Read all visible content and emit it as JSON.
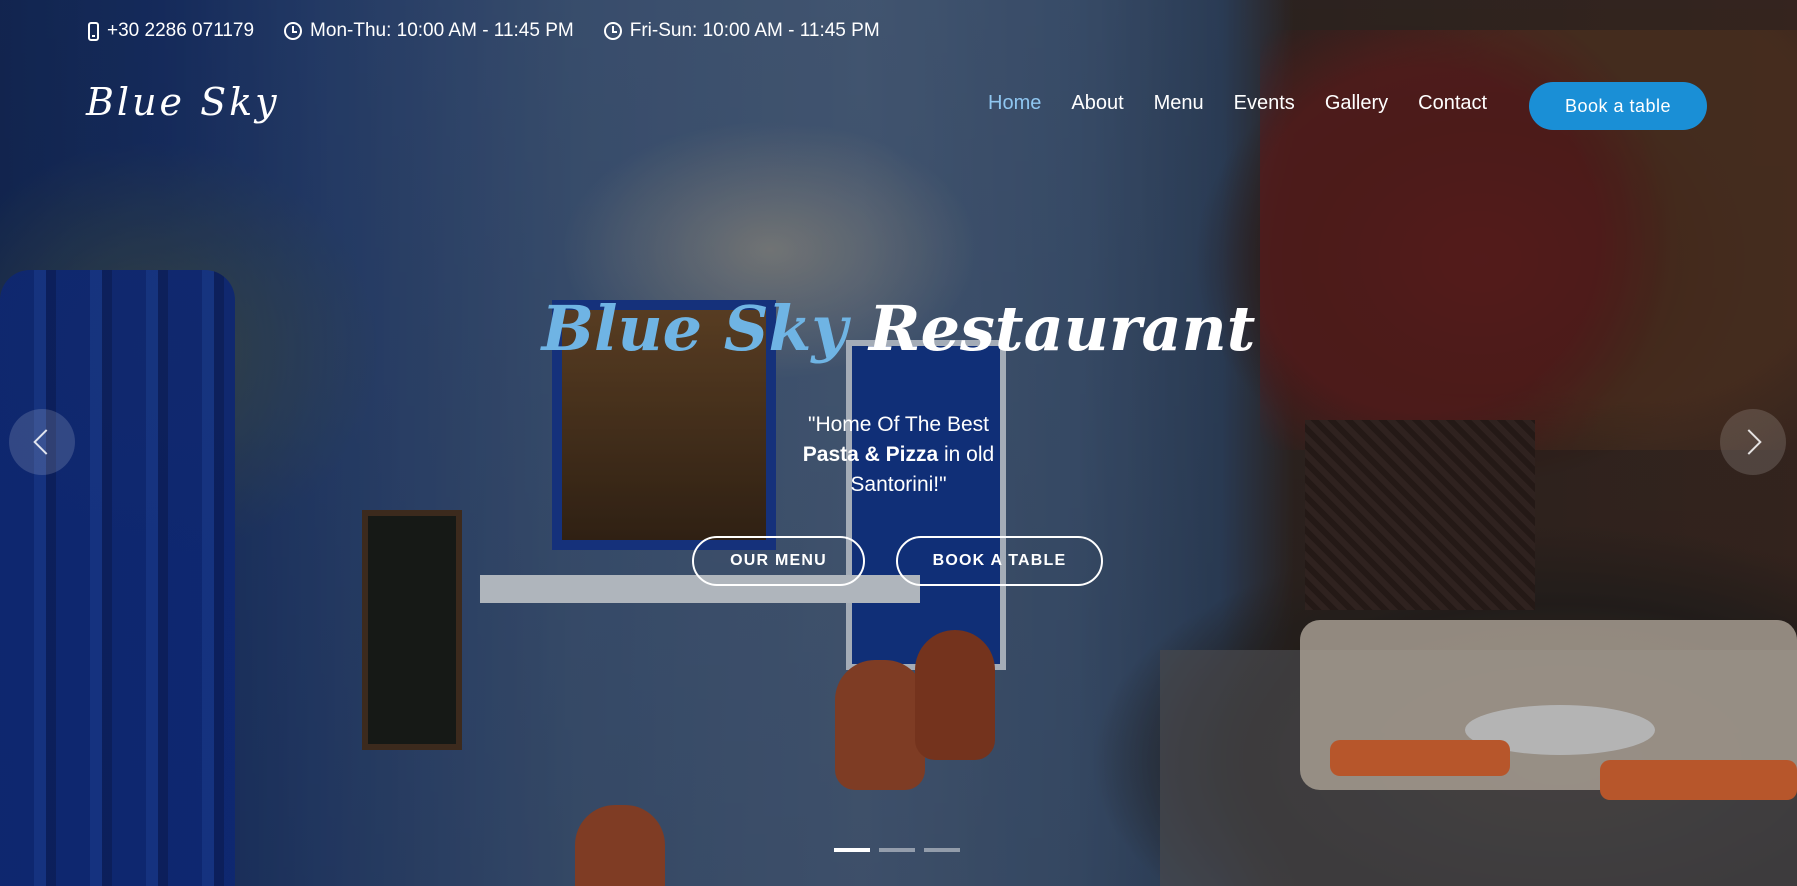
{
  "topbar": {
    "phone": "+30 2286 071179",
    "hours_weekday": "Mon-Thu: 10:00 AM - 11:45 PM",
    "hours_weekend": "Fri-Sun: 10:00 AM - 11:45 PM"
  },
  "header": {
    "logo": "Blue Sky",
    "nav": [
      {
        "label": "Home",
        "active": true
      },
      {
        "label": "About"
      },
      {
        "label": "Menu"
      },
      {
        "label": "Events"
      },
      {
        "label": "Gallery"
      },
      {
        "label": "Contact"
      }
    ],
    "book_button": "Book a table"
  },
  "hero": {
    "title_part1": "Blue Sky",
    "title_part2": "Restaurant",
    "tagline_line1": "\"Home Of The Best",
    "tagline_bold": "Pasta & Pizza",
    "tagline_rest": " in old",
    "tagline_line3": "Santorini!\"",
    "cta_menu": "OUR MENU",
    "cta_book": "BOOK A TABLE"
  },
  "carousel": {
    "slides": 3,
    "active_index": 0
  },
  "colors": {
    "accent": "#1a8fd6",
    "title_blue": "#6fb4e4",
    "nav_active": "#8fc6f0"
  },
  "icons": [
    "phone-icon",
    "clock-icon",
    "chevron-left-icon",
    "chevron-right-icon"
  ]
}
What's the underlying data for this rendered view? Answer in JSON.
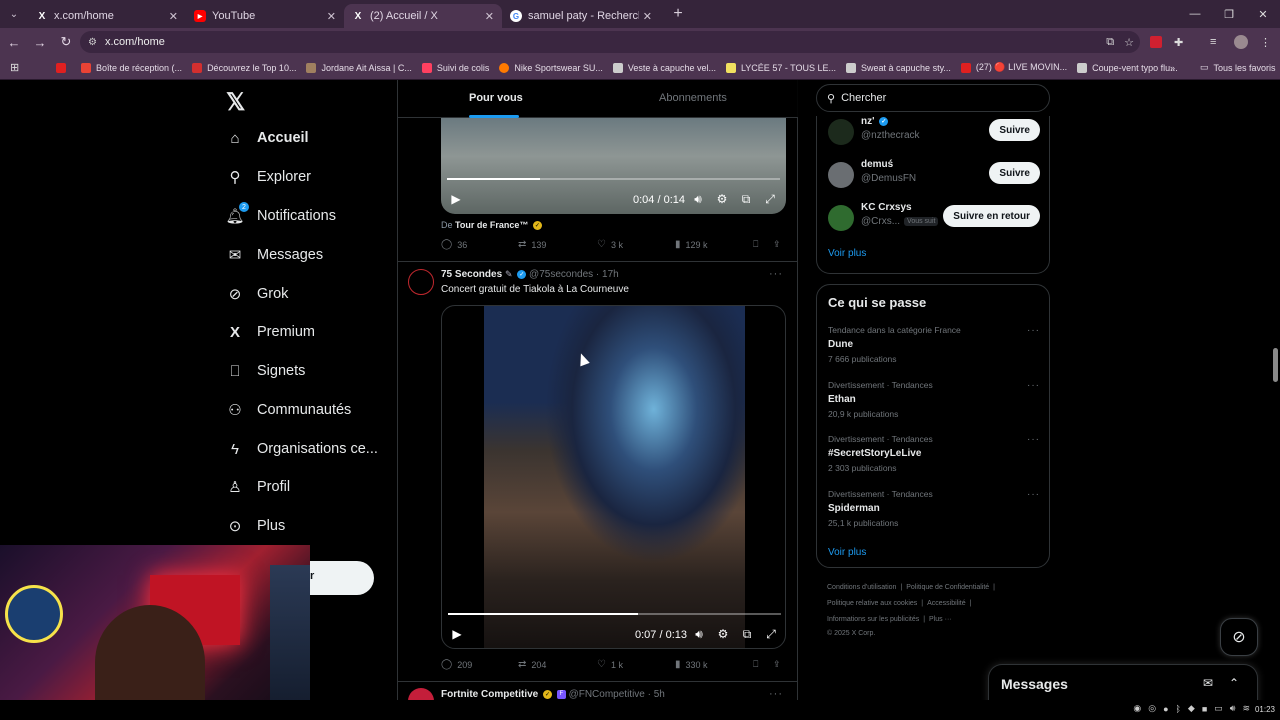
{
  "browser": {
    "tabs": [
      {
        "title": "x.com/home",
        "icon": "x-logo-icon",
        "active": false
      },
      {
        "title": "YouTube",
        "icon": "youtube-icon",
        "active": false
      },
      {
        "title": "(2) Accueil / X",
        "icon": "x-logo-icon",
        "active": true
      },
      {
        "title": "samuel paty - Recherche Google",
        "icon": "google-icon",
        "active": false
      }
    ],
    "url": "x.com/home",
    "bookmarks": [
      {
        "label": "",
        "color": "#e02020"
      },
      {
        "label": "Boîte de réception (...",
        "color": "#ea4335"
      },
      {
        "label": "Découvrez le Top 10...",
        "color": "#d32f2f"
      },
      {
        "label": "Jordane Ait Aissa | C...",
        "color": "#a08060"
      },
      {
        "label": "Suivi de colis",
        "color": "#ff4060"
      },
      {
        "label": "Nike Sportswear SU...",
        "color": "#ff7a00"
      },
      {
        "label": "Veste à capuche vel...",
        "color": "#cccccc"
      },
      {
        "label": "LYCÉE 57 - TOUS LE...",
        "color": "#f0e060"
      },
      {
        "label": "Sweat à capuche sty...",
        "color": "#cccccc"
      },
      {
        "label": "(27) 🔴 LIVE MOVIN...",
        "color": "#e02020"
      },
      {
        "label": "Coupe-vent typo flu...",
        "color": "#cccccc"
      }
    ],
    "all_bookmarks": "Tous les favoris"
  },
  "nav": {
    "items": [
      {
        "label": "Accueil",
        "icon": "home-icon",
        "glyph": "⌂",
        "bold": true
      },
      {
        "label": "Explorer",
        "icon": "search-icon",
        "glyph": "⚲"
      },
      {
        "label": "Notifications",
        "icon": "bell-icon",
        "glyph": "♫",
        "badge": "2"
      },
      {
        "label": "Messages",
        "icon": "mail-icon",
        "glyph": "✉"
      },
      {
        "label": "Grok",
        "icon": "grok-icon",
        "glyph": "⊘"
      },
      {
        "label": "Premium",
        "icon": "x-premium-icon",
        "glyph": "X"
      },
      {
        "label": "Signets",
        "icon": "bookmark-icon",
        "glyph": "⎕"
      },
      {
        "label": "Communautés",
        "icon": "communities-icon",
        "glyph": "⚇"
      },
      {
        "label": "Organisations ce...",
        "icon": "lightning-icon",
        "glyph": "ϟ"
      },
      {
        "label": "Profil",
        "icon": "profile-icon",
        "glyph": "♙"
      },
      {
        "label": "Plus",
        "icon": "more-circle-icon",
        "glyph": "⊙"
      }
    ],
    "post_button_char": "r"
  },
  "feed": {
    "tabs": [
      "Pour vous",
      "Abonnements"
    ],
    "post1": {
      "time": "0:04 / 0:14",
      "progress": 0.28,
      "source_prefix": "De",
      "source_name": "Tour de France™",
      "replies": "36",
      "reposts": "139",
      "likes": "3 k",
      "views": "129 k"
    },
    "post2": {
      "name": "75 Secondes",
      "handle": "@75secondes · 17h",
      "text": "Concert gratuit de Tiakola à La Courneuve",
      "time": "0:07 / 0:13",
      "progress": 0.57,
      "replies": "209",
      "reposts": "204",
      "likes": "1 k",
      "views": "330 k"
    },
    "post3": {
      "name": "Fortnite Competitive",
      "handle": "@FNCompetitive · 5h"
    }
  },
  "right": {
    "search_placeholder": "Chercher",
    "suggestions": [
      {
        "name": "nz'",
        "handle": "@nzthecrack",
        "button": "Suivre",
        "verified": true,
        "avatar_color": "#1c2a1c"
      },
      {
        "name": "demuś",
        "handle": "@DemusFN",
        "button": "Suivre",
        "verified": false,
        "avatar_color": "#6a6e72"
      },
      {
        "name": "KC Crxsys",
        "handle": "@Crxs...",
        "follows_you": "Vous suit",
        "button": "Suivre en retour",
        "verified": false,
        "avatar_color": "#2f6b2f"
      }
    ],
    "show_more": "Voir plus",
    "trends_title": "Ce qui se passe",
    "trends": [
      {
        "meta": "Tendance dans la catégorie France",
        "name": "Dune",
        "count": "7 666 publications"
      },
      {
        "meta": "Divertissement · Tendances",
        "name": "Ethan",
        "count": "20,9 k publications"
      },
      {
        "meta": "Divertissement · Tendances",
        "name": "#SecretStoryLeLive",
        "count": "2 303 publications"
      },
      {
        "meta": "Divertissement · Tendances",
        "name": "Spiderman",
        "count": "25,1 k publications"
      }
    ],
    "trends_more": "Voir plus",
    "footer": {
      "l1a": "Conditions d'utilisation",
      "l1b": "Politique de Confidentialité",
      "l2a": "Politique relative aux cookies",
      "l2b": "Accessibilité",
      "l3a": "Informations sur les publicités",
      "l3b": "Plus ···",
      "copyright": "© 2025 X Corp."
    }
  },
  "messages_drawer": {
    "title": "Messages"
  },
  "taskbar": {
    "time": "01:23"
  }
}
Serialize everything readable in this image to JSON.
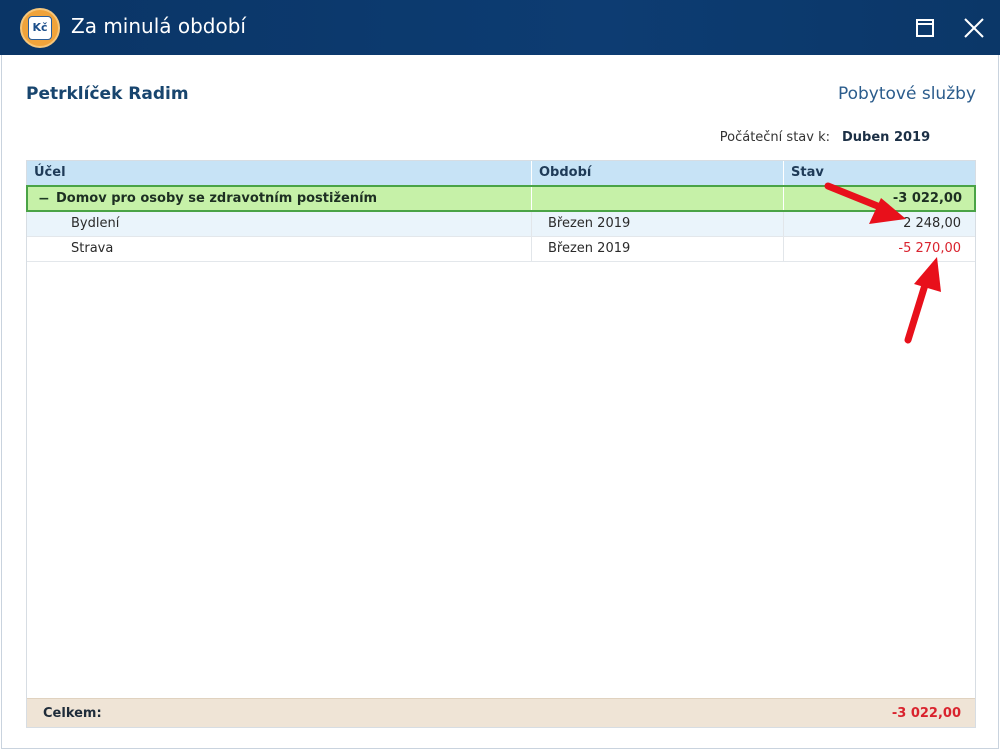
{
  "window": {
    "title": "Za minulá období",
    "icon": "kc-wallet-icon",
    "icon_text": "Kč"
  },
  "header": {
    "person_name": "Petrklíček Radim",
    "service_name": "Pobytové služby",
    "state_label": "Počáteční stav k:",
    "state_value": "Duben 2019"
  },
  "grid": {
    "columns": [
      "Účel",
      "Období",
      "Stav"
    ],
    "group": {
      "toggle": "−",
      "label": "Domov pro osoby se zdravotním postižením",
      "value": "-3 022,00"
    },
    "rows": [
      {
        "purpose": "Bydlení",
        "period": "Březen 2019",
        "value": "2 248,00"
      },
      {
        "purpose": "Strava",
        "period": "Březen 2019",
        "value": "-5 270,00"
      }
    ],
    "footer": {
      "label": "Celkem:",
      "value": "-3 022,00"
    }
  },
  "colors": {
    "titlebar": "#0d3c72",
    "group_row": "#c6f1a8",
    "negative": "#d9232e",
    "annotation_arrow": "#e8101b"
  }
}
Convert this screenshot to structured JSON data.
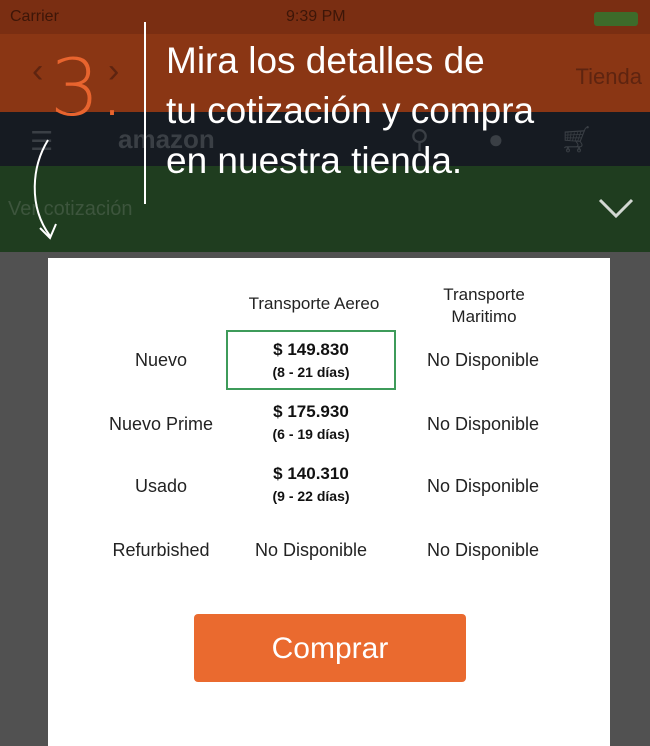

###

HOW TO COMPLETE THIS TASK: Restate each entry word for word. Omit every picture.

EXERCISE OUTPUT:
Read all visible content and emit it as JSON.
{
  "topbar": {
    "phone": "+30 2286 071179",
    "hours_weekday": "Mon-Thu: 10:00 AM - 11:45 PM",
    "hours_weekend": "Fri-Sun: 10:00 AM - 11:45 PM"
  },
  "header": {
    "logo": "Blue Sky",
    "nav": [
      {
        "label": "Home",
        "active": true
      },
      {
        "label": "About"
      },
      {
        "label": "Menu"
      },
      {
        "label": "Events"
      },
      {
        "label": "Gallery"
      },
      {
        "label": "Contact"
      }
    ],
    "book_button": "Book a table"
  },
  "hero": {
    "title_part1": "Blue Sky",
    "title_part2": "Restaurant",
    "tagline_line1": "\"Home Of The Best",
    "tagline_bold": "Pasta & Pizza",
    "tagline_rest": " in old",
    "tagline_line3": "Santorini!\"",
    "cta_menu": "OUR MENU",
    "cta_book": "BOOK A TABLE"
  },
  "carousel": {
    "slides": 3,
    "active_index": 0
  },
  "colors": {
    "accent": "#1a8fd6",
    "title_blue": "#6fb4e4",
    "nav_active": "#8fc6f0"
  },
  "icons": [
    "phone-icon",
    "clock-icon",
    "chevron-left-icon",
    "chevron-right-icon"
  ]
}
What's the underlying data for this rendered view? Answer in JSON.
{
  "browser": {
    "tabs": [
      {
        "title": "x.com/home",
        "icon": "x-logo-icon",
        "active": false
      },
      {
        "title": "YouTube",
        "icon": "youtube-icon",
        "active": false
      },
      {
        "title": "(2) Accueil / X",
        "icon": "x-logo-icon",
        "active": true
      },
      {
        "title": "samuel paty - Recherche Google",
        "icon": "google-icon",
        "active": false
      }
    ],
    "url": "x.com/home",
    "bookmarks": [
      {
        "label": "",
        "color": "#e02020"
      },
      {
        "label": "Boîte de réception (...",
        "color": "#ea4335"
      },
      {
        "label": "Découvrez le Top 10...",
        "color": "#d32f2f"
      },
      {
        "label": "Jordane Ait Aissa | C...",
        "color": "#a08060"
      },
      {
        "label": "Suivi de colis",
        "color": "#ff4060"
      },
      {
        "label": "Nike Sportswear SU...",
        "color": "#ff7a00"
      },
      {
        "label": "Veste à capuche vel...",
        "color": "#cccccc"
      },
      {
        "label": "LYCÉE 57 - TOUS LE...",
        "color": "#f0e060"
      },
      {
        "label": "Sweat à capuche sty...",
        "color": "#cccccc"
      },
      {
        "label": "(27) 🔴 LIVE MOVIN...",
        "color": "#e02020"
      },
      {
        "label": "Coupe-vent typo flu...",
        "color": "#cccccc"
      }
    ],
    "all_bookmarks": "Tous les favoris"
  },
  "nav": {
    "items": [
      {
        "label": "Accueil",
        "icon": "home-icon",
        "glyph": "⌂",
        "bold": true
      },
      {
        "label": "Explorer",
        "icon": "search-icon",
        "glyph": "⚲"
      },
      {
        "label": "Notifications",
        "icon": "bell-icon",
        "glyph": "♫",
        "badge": "2"
      },
      {
        "label": "Messages",
        "icon": "mail-icon",
        "glyph": "✉"
      },
      {
        "label": "Grok",
        "icon": "grok-icon",
        "glyph": "⊘"
      },
      {
        "label": "Premium",
        "icon": "x-premium-icon",
        "glyph": "X"
      },
      {
        "label": "Signets",
        "icon": "bookmark-icon",
        "glyph": "⎕"
      },
      {
        "label": "Communautés",
        "icon": "communities-icon",
        "glyph": "⚇"
      },
      {
        "label": "Organisations ce...",
        "icon": "lightning-icon",
        "glyph": "ϟ"
      },
      {
        "label": "Profil",
        "icon": "profile-icon",
        "glyph": "♙"
      },
      {
        "label": "Plus",
        "icon": "more-circle-icon",
        "glyph": "⊙"
      }
    ],
    "post_button_char": "r"
  },
  "feed": {
    "tabs": [
      "Pour vous",
      "Abonnements"
    ],
    "post1": {
      "time": "0:04 / 0:14",
      "progress": 0.28,
      "source_prefix": "De",
      "source_name": "Tour de France™",
      "replies": "36",
      "reposts": "139",
      "likes": "3 k",
      "views": "129 k"
    },
    "post2": {
      "name": "75 Secondes",
      "handle": "@75secondes · 17h",
      "text": "Concert gratuit de Tiakola à La Courneuve",
      "time": "0:07 / 0:13",
      "progress": 0.57,
      "replies": "209",
      "reposts": "204",
      "likes": "1 k",
      "views": "330 k"
    },
    "post3": {
      "name": "Fortnite Competitive",
      "handle": "@FNCompetitive · 5h"
    }
  },
  "right": {
    "search_placeholder": "Chercher",
    "suggestions": [
      {
        "name": "nz'",
        "handle": "@nzthecrack",
        "button": "Suivre",
        "verified": true,
        "avatar_color": "#1c2a1c"
      },
      {
        "name": "demuś",
        "handle": "@DemusFN",
        "button": "Suivre",
        "verified": false,
        "avatar_color": "#6a6e72"
      },
      {
        "name": "KC Crxsys",
        "handle": "@Crxs...",
        "follows_you": "Vous suit",
        "button": "Suivre en retour",
        "verified": false,
        "avatar_color": "#2f6b2f"
      }
    ],
    "show_more": "Voir plus",
    "trends_title": "Ce qui se passe",
    "trends": [
      {
        "meta": "Tendance dans la catégorie France",
        "name": "Dune",
        "count": "7 666 publications"
      },
      {
        "meta": "Divertissement · Tendances",
        "name": "Ethan",
        "count": "20,9 k publications"
      },
      {
        "meta": "Divertissement · Tendances",
        "name": "#SecretStoryLeLive",
        "count": "2 303 publications"
      },
      {
        "meta": "Divertissement · Tendances",
        "name": "Spiderman",
        "count": "25,1 k publications"
      }
    ],
    "trends_more": "Voir plus",
    "footer": {
      "l1a": "Conditions d'utilisation",
      "l1b": "Politique de Confidentialité",
      "l2a": "Politique relative aux cookies",
      "l2b": "Accessibilité",
      "l3a": "Informations sur les publicités",
      "l3b": "Plus ···",
      "copyright": "© 2025 X Corp."
    }
  },
  "messages_drawer": {
    "title": "Messages"
  },
  "taskbar": {
    "time": "01:23"
  }
}
Serialize everything readable in this image to JSON.
{
  "window": {
    "title": "Za minulá období",
    "icon": "kc-wallet-icon",
    "icon_text": "Kč"
  },
  "header": {
    "person_name": "Petrklíček Radim",
    "service_name": "Pobytové služby",
    "state_label": "Počáteční stav k:",
    "state_value": "Duben 2019"
  },
  "grid": {
    "columns": [
      "Účel",
      "Období",
      "Stav"
    ],
    "group": {
      "toggle": "−",
      "label": "Domov pro osoby se zdravotním postižením",
      "value": "-3 022,00"
    },
    "rows": [
      {
        "purpose": "Bydlení",
        "period": "Březen 2019",
        "value": "2 248,00"
      },
      {
        "purpose": "Strava",
        "period": "Březen 2019",
        "value": "-5 270,00"
      }
    ],
    "footer": {
      "label": "Celkem:",
      "value": "-3 022,00"
    }
  },
  "colors": {
    "titlebar": "#0d3c72",
    "group_row": "#c6f1a8",
    "negative": "#d9232e",
    "annotation_arrow": "#e8101b"
  }
}
Convert this screenshot to structured JSON data.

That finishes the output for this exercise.